Data shown:

# # # # #

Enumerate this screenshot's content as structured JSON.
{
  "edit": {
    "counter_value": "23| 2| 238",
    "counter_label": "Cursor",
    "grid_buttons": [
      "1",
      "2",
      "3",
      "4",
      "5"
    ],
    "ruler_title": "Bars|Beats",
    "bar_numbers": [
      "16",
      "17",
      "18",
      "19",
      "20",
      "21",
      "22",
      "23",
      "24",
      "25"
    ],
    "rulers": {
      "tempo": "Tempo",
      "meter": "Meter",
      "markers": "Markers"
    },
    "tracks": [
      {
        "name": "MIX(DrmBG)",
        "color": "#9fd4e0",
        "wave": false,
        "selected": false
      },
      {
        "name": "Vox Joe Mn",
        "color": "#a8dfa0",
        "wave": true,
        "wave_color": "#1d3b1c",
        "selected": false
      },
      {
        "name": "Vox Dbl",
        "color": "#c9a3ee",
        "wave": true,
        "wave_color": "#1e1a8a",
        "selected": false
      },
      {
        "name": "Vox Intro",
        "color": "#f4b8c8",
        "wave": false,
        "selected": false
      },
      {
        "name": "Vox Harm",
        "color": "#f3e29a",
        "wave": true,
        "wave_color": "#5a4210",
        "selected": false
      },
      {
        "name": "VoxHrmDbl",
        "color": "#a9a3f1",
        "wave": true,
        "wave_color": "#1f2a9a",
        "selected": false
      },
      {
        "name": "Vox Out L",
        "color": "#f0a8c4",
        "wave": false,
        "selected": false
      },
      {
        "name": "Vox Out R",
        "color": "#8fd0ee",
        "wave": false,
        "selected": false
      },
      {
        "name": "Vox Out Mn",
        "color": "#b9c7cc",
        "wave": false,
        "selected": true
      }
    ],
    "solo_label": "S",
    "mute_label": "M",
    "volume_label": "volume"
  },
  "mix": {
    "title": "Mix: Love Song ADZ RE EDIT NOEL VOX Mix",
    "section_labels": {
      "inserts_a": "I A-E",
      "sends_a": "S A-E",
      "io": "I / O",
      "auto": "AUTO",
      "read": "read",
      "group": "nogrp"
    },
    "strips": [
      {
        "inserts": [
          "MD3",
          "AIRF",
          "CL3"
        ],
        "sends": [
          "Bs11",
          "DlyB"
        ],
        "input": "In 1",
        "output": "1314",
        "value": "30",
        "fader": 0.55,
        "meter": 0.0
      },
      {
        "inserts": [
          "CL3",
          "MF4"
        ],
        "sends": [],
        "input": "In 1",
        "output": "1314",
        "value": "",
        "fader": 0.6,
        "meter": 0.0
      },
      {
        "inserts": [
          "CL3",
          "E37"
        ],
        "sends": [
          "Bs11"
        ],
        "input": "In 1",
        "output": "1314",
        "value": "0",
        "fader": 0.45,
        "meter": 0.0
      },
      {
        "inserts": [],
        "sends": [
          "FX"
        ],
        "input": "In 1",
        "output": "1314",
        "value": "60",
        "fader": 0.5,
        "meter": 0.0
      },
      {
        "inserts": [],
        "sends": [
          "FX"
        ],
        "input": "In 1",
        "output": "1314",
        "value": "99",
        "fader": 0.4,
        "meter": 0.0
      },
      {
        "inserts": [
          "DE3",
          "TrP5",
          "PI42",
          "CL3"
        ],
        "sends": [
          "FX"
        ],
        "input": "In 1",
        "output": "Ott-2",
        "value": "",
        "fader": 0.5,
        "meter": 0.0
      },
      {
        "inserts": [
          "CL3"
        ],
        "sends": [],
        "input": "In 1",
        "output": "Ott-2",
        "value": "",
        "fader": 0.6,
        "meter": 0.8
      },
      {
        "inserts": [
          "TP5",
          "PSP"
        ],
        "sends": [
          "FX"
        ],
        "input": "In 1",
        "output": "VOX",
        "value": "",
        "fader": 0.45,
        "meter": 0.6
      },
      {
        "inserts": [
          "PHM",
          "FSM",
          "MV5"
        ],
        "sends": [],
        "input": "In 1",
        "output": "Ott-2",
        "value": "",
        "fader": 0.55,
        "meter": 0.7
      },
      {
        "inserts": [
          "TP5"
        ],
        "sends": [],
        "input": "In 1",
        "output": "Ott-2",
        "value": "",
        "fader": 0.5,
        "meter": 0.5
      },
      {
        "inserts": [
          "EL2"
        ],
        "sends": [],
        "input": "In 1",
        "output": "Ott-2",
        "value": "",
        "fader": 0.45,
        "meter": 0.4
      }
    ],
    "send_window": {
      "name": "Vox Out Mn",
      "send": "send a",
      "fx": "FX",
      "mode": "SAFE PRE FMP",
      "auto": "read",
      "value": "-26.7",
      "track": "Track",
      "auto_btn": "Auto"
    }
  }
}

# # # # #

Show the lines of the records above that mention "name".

Written solution:
        "name": "MIX(DrmBG)",
        "name": "Vox Joe Mn",
        "name": "Vox Dbl",
        "name": "Vox Intro",
        "name": "Vox Harm",
        "name": "VoxHrmDbl",
        "name": "Vox Out L",
        "name": "Vox Out R",
        "name": "Vox Out Mn",
      "name": "Vox Out Mn",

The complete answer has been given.